Terminator Salvation gets a new trailer from which it is hard not to notice the Mototerminators. Created by Skynet, these seem perfect for patrol purposes on the roads in the future as they are narrow and handle like nothing we’ve seen before, not even at the Batpod.
As known, motorcycles eat significantly less gas than cars, but according to this video, this also makes for a husband’s convincing argument for starting to ride again or, even “worse” (the wife’s opinion), simply starting to ride.
In times of economical downturn, the bike seems like the adequate commuting mean for saving money and buying a big bouquet of roses just for having the chance to say “I’m sorry”.
In my opinion that’s restrictive riding, something that goes against the whole idea of motorcycling, but I guess it is also something I’ll have to live with.
Sorry for buying “the thing” honey, but…I’m taking it on a weekend tour, just so you know. And there go the gas savings again.
Arlen Ness, before ending up designing Victory motorcycles for Polaris Industries, designed a Ferrari motorcycle inspiring on their famous Maranello model. It seems that the bike is the only one to have received an official Ferarri chassis number (SF-01M) as it apparently met the Italian car builder’s demands. The two-wheeled Ferarri is, of-course, a sportbike with great references not only thanks to its name, but also due to the 900cc DOHC motor developing 105 horsepower at 8,800 rpm.
Although the headlight is almost identical to what you would find on a 1995 Suzuki GSX-R750, the bike features Testarossa styling cues on the sides, the four-cylinder engine looks like handmade and the Ferrari Red makes it definitely stand out. But how radical, sophisticated or unique can a motorcycle be or look like so that someone would pay as muck as $300K for it these days. It seems that we will have to wait until the 20th to find out as that is when the auction for this bike ends.
Pitbull Motorcycle Lifts are the perfect items for when you need to do some maintenance work, repair or simply clean up your bike. They allow a full 25" lifting height and are the most resistant out there. Also, they are capable of a complete 360 degree rotation so you won’t be needed to move around the bike as you detail it, but simply and easily rotate the ingeniously built lift.
The company has recently made a TV ad in which the entire functions of their cruiser specific lift are being explained and demonstrated. So if that looks like the next item to be purchased for your garage, go to www.pitbullmotorcyclelifts.com and order yours.
Remember how Arnold Schwarzenegger used to ride a Harley-Davidson motorcycle in Terminator back in the 1980s when the movie was in vogue? Well, in Terminator Salvation, the latest of the series and expected to make a debut in May of 2009, a scary motorcycle is the actual Terminator.
Starring new action hero Christian Bale, the new movie continues the fight between man and the machines which try to take over the world. Among these machines, the Moto-Terminator stands out as the Apache of motorcycles and it is all the result of a visionary man: Production director Martin Laing.

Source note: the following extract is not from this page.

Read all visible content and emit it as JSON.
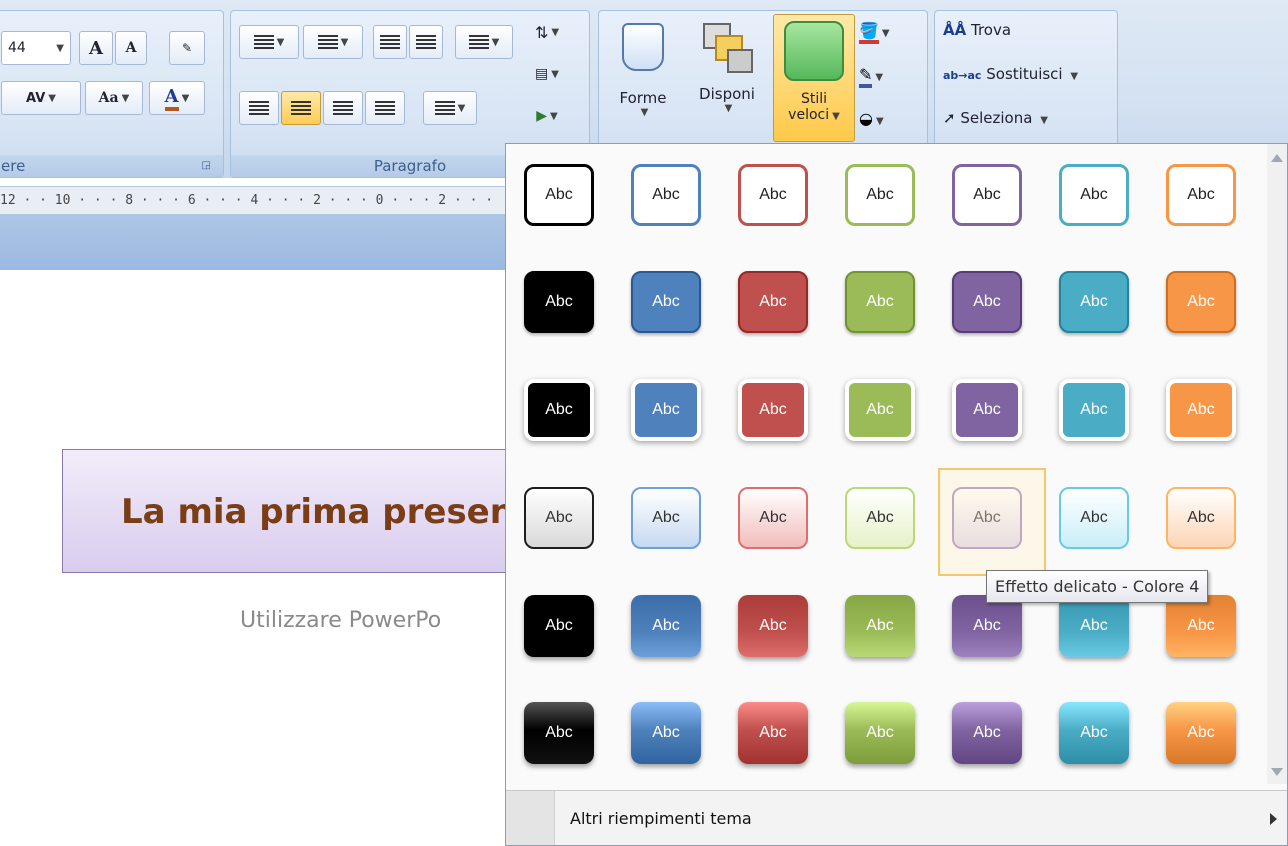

In order for riders to avoid becoming the victims of Grand Theft Moto they are now offered a very efficient anti-motorcycle jacking solution. Called the SkyBrake, the system is composed from two devices, a small transmitter which you must always carry on your body and a receiver playing the role of an immobilizer which is mounted to the motorcycle engine.
Knowing that, let’s imagine the next scenario: You are happily commuting in New Mexico, let’s say, and stop at a traffic light. A hijacker separates you from your bike and rides away with it. Normally, this would be a good time to call the cops…or start crying, but that’s not the way a true biker works things out, doesn’t it? The thief won’t manage to shift second and the engine will be cut out by the engine blocking module so that you can recover your bike unharmed.

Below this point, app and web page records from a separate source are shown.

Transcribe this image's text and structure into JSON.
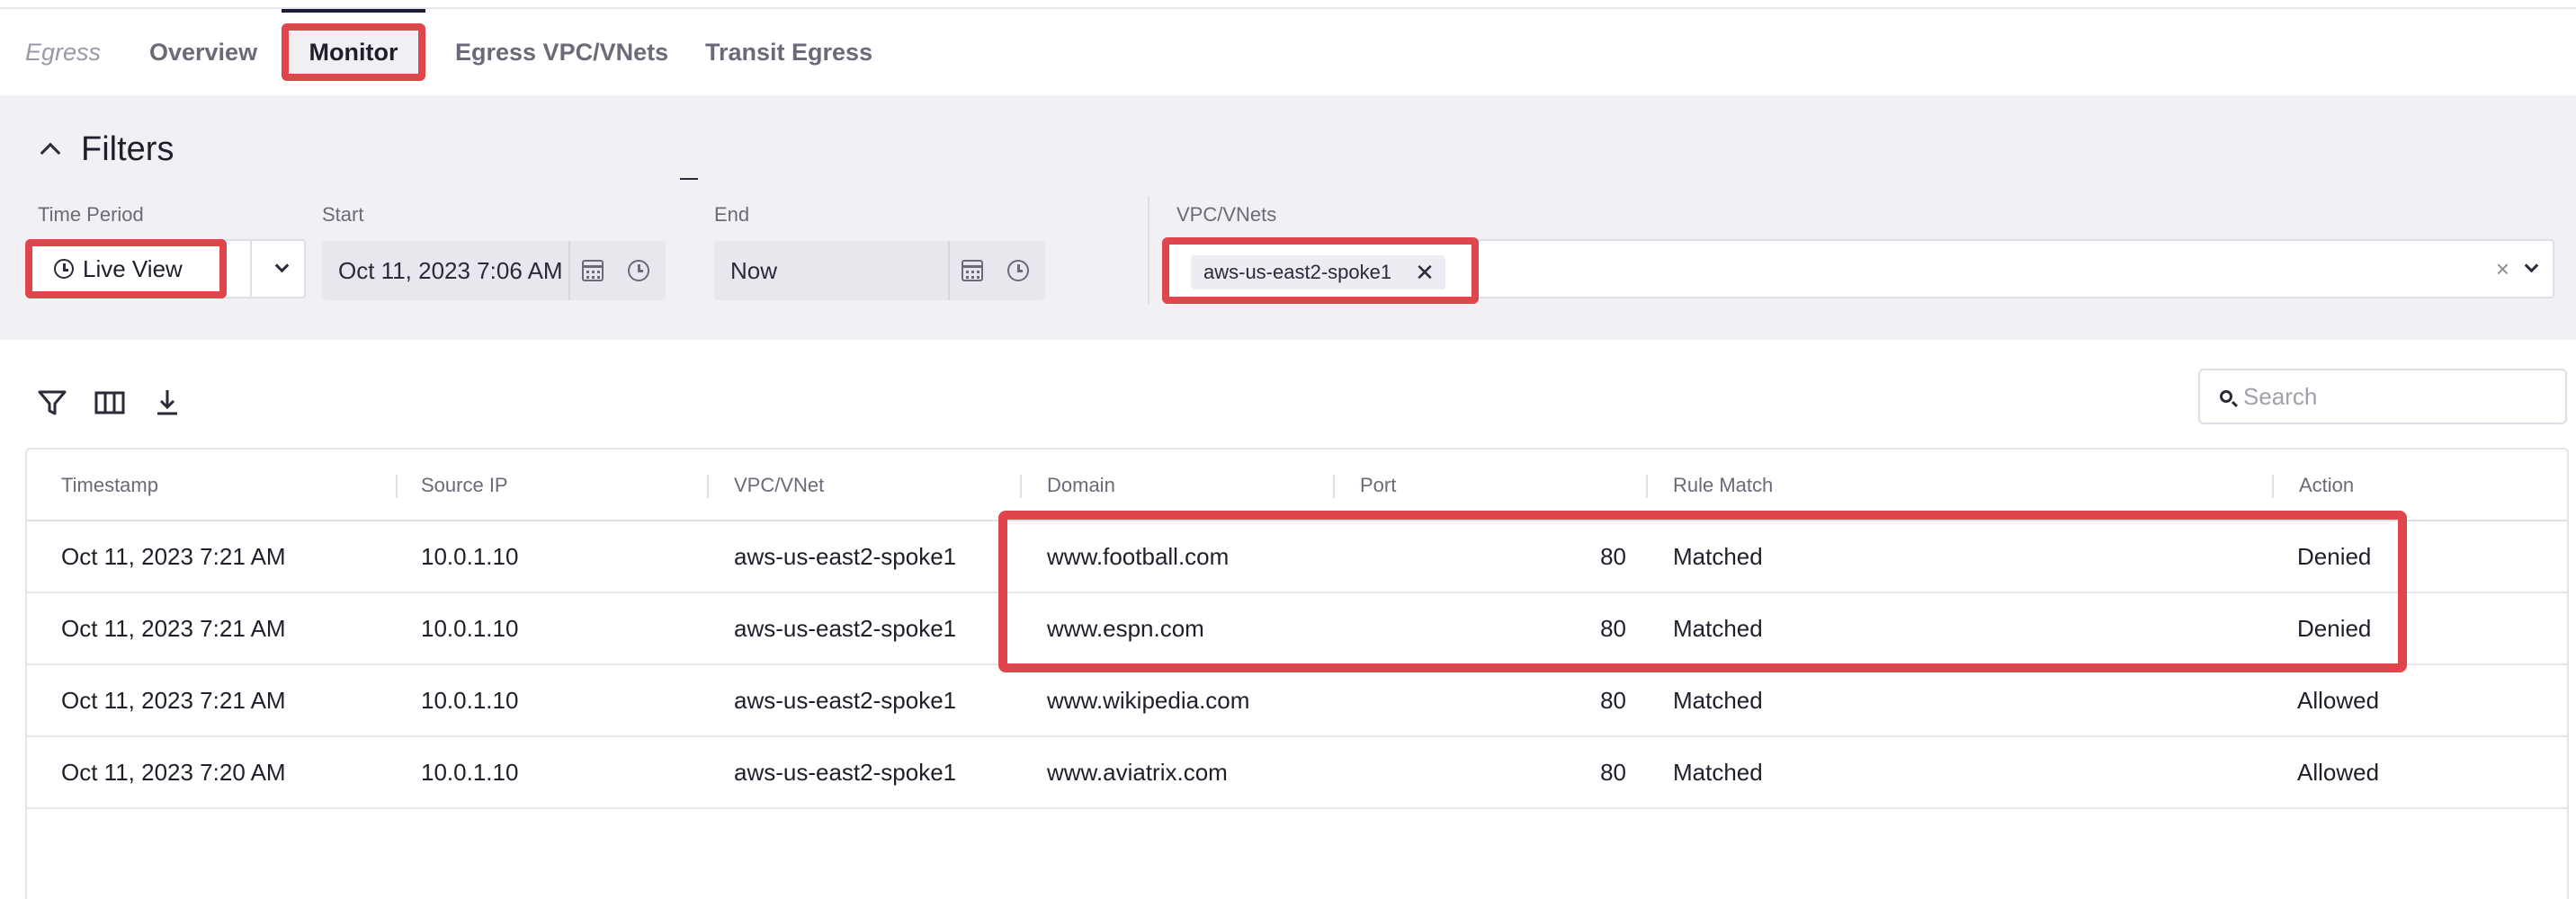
{
  "tabs": {
    "egress": "Egress",
    "overview": "Overview",
    "monitor": "Monitor",
    "egress_vpc_vnets": "Egress VPC/VNets",
    "transit_egress": "Transit Egress"
  },
  "filters": {
    "title": "Filters",
    "time_period": {
      "label": "Time Period",
      "value": "Live View"
    },
    "start": {
      "label": "Start",
      "value": "Oct 11, 2023 7:06 AM"
    },
    "end": {
      "label": "End",
      "value": "Now"
    },
    "vpc_vnets": {
      "label": "VPC/VNets",
      "chips": [
        "aws-us-east2-spoke1"
      ]
    }
  },
  "toolbar": {
    "icons": [
      "filter-icon",
      "columns-icon",
      "download-icon"
    ],
    "search_placeholder": "Search"
  },
  "table": {
    "columns": [
      "Timestamp",
      "Source IP",
      "VPC/VNet",
      "Domain",
      "Port",
      "Rule Match",
      "Action"
    ],
    "rows": [
      {
        "timestamp": "Oct 11, 2023 7:21 AM",
        "source_ip": "10.0.1.10",
        "vpc": "aws-us-east2-spoke1",
        "domain": "www.football.com",
        "port": "80",
        "rule_match": "Matched",
        "action": "Denied"
      },
      {
        "timestamp": "Oct 11, 2023 7:21 AM",
        "source_ip": "10.0.1.10",
        "vpc": "aws-us-east2-spoke1",
        "domain": "www.espn.com",
        "port": "80",
        "rule_match": "Matched",
        "action": "Denied"
      },
      {
        "timestamp": "Oct 11, 2023 7:21 AM",
        "source_ip": "10.0.1.10",
        "vpc": "aws-us-east2-spoke1",
        "domain": "www.wikipedia.com",
        "port": "80",
        "rule_match": "Matched",
        "action": "Allowed"
      },
      {
        "timestamp": "Oct 11, 2023 7:20 AM",
        "source_ip": "10.0.1.10",
        "vpc": "aws-us-east2-spoke1",
        "domain": "www.aviatrix.com",
        "port": "80",
        "rule_match": "Matched",
        "action": "Allowed"
      }
    ]
  },
  "colors": {
    "highlight": "#e0454c",
    "panel_bg": "#f1f1f5",
    "active_tab_indicator": "#1b1b3a"
  }
}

The system is sold for €250 and it is 100% efficient as long as you don’t make the mistake of fitting the transmitter also on the bike.
A young man named Colin Furze went from the biggest bonfire record to the world’s longest motorbike one with great ease apparently. No wonder as Colin was determined to set a motorbike world record, not a very expensive one just something fun, enough to make him famous.
The challenge was to build a bike that was longer than 9.6 meters (the previous world record) and simply ride it for 100 meters. His homemade machine, previously a scooter ended up measuring 14 meters and Colin had no problems in riding on a runway at Saltby Airfield in Lincolnshire
Referring at how it ended up doing it, Colin says:
“I had a look through the motorbike world records and all the speed ones seemed far too expensive to try to break, so I thought we go for this - a nice big long one. It’s been a lot of fun.
“It’s taken a lot of building. You start doing something at one end and then you want to do something at the other end and of course your tools are 14 metres away - so you’re contantly walking up and down the garden.”